DATA IN THIS EXERCISE section start

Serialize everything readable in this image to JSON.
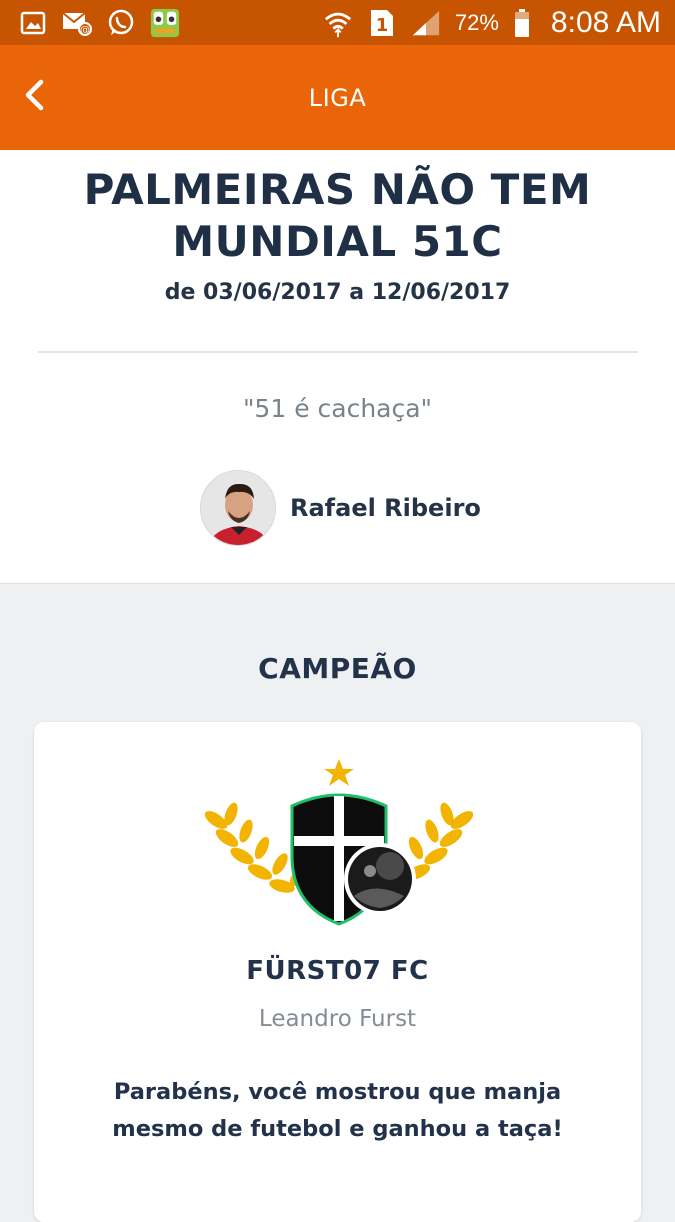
{
  "status_bar": {
    "battery_percent": "72%",
    "time": "8:08 AM",
    "sim_label": "1",
    "left_icons": [
      "gallery-icon",
      "email-icon",
      "whatsapp-icon",
      "app-icon"
    ],
    "right_icons": [
      "wifi-icon",
      "sim-icon",
      "signal-icon",
      "battery-icon"
    ]
  },
  "app_bar": {
    "title": "LIGA",
    "back_icon": "chevron-left-icon"
  },
  "league": {
    "title_line1": "PALMEIRAS NÃO TEM",
    "title_line2": "MUNDIAL 51C",
    "dates": "de 03/06/2017 a 12/06/2017",
    "motto": "\"51 é cachaça\"",
    "owner_name": "Rafael Ribeiro"
  },
  "champion": {
    "section_title": "CAMPEÃO",
    "team_name": "FÜRST07 FC",
    "owner_name": "Leandro Furst",
    "message_line1": "Parabéns, você mostrou que manja",
    "message_line2": "mesmo de futebol e ganhou a taça!"
  },
  "colors": {
    "status_bar": "#c75400",
    "app_bar": "#ea6507",
    "title_text": "#1f2f46",
    "laurel": "#f2b301",
    "crest_outline": "#1fbf6a"
  }
}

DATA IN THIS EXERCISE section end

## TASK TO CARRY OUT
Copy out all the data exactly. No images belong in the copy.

## SOLUTION
Serialize everything readable in this image to JSON.
{
  "status_bar": {
    "battery_percent": "72%",
    "time": "8:08 AM",
    "sim_label": "1",
    "left_icons": [
      "gallery-icon",
      "email-icon",
      "whatsapp-icon",
      "app-icon"
    ],
    "right_icons": [
      "wifi-icon",
      "sim-icon",
      "signal-icon",
      "battery-icon"
    ]
  },
  "app_bar": {
    "title": "LIGA",
    "back_icon": "chevron-left-icon"
  },
  "league": {
    "title_line1": "PALMEIRAS NÃO TEM",
    "title_line2": "MUNDIAL 51C",
    "dates": "de 03/06/2017 a 12/06/2017",
    "motto": "\"51 é cachaça\"",
    "owner_name": "Rafael Ribeiro"
  },
  "champion": {
    "section_title": "CAMPEÃO",
    "team_name": "FÜRST07 FC",
    "owner_name": "Leandro Furst",
    "message_line1": "Parabéns, você mostrou que manja",
    "message_line2": "mesmo de futebol e ganhou a taça!"
  },
  "colors": {
    "status_bar": "#c75400",
    "app_bar": "#ea6507",
    "title_text": "#1f2f46",
    "laurel": "#f2b301",
    "crest_outline": "#1fbf6a"
  }
}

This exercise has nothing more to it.